- _REQUIREMENT_:
From the records below, state how many lines include the word "Chicony", giving only that number.

- _INFORMATION PROVIDED_:
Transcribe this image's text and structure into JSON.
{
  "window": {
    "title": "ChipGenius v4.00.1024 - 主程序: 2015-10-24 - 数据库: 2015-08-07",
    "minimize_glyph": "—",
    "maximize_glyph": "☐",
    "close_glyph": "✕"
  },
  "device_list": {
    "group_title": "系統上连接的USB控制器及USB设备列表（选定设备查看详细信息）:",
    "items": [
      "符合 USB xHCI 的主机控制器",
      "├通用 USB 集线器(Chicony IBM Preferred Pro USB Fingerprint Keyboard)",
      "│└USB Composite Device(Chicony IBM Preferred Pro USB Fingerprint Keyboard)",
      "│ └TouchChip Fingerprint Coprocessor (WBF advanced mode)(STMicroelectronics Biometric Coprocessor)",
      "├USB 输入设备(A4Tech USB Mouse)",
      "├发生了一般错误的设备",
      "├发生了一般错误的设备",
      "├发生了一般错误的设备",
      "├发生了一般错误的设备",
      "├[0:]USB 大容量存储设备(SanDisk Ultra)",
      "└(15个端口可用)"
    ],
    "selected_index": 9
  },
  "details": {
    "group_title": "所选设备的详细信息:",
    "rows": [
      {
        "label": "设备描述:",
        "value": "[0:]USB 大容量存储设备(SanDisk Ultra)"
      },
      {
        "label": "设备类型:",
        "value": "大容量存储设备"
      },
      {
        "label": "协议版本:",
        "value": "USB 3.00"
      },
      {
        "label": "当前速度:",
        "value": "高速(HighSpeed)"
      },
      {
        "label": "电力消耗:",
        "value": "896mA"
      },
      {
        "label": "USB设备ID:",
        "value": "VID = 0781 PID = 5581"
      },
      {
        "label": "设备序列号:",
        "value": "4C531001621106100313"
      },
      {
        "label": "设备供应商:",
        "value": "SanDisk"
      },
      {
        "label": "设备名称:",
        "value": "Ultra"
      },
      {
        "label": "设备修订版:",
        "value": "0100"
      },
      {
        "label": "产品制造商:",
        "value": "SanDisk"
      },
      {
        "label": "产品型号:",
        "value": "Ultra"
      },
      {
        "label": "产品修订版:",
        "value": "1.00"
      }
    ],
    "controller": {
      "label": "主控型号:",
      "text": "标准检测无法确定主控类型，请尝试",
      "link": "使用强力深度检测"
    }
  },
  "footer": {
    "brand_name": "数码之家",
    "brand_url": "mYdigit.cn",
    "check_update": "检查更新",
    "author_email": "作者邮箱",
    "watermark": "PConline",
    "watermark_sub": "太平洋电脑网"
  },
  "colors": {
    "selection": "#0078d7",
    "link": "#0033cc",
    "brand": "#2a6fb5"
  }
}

- _RESPONSE TO THE TASK_:
2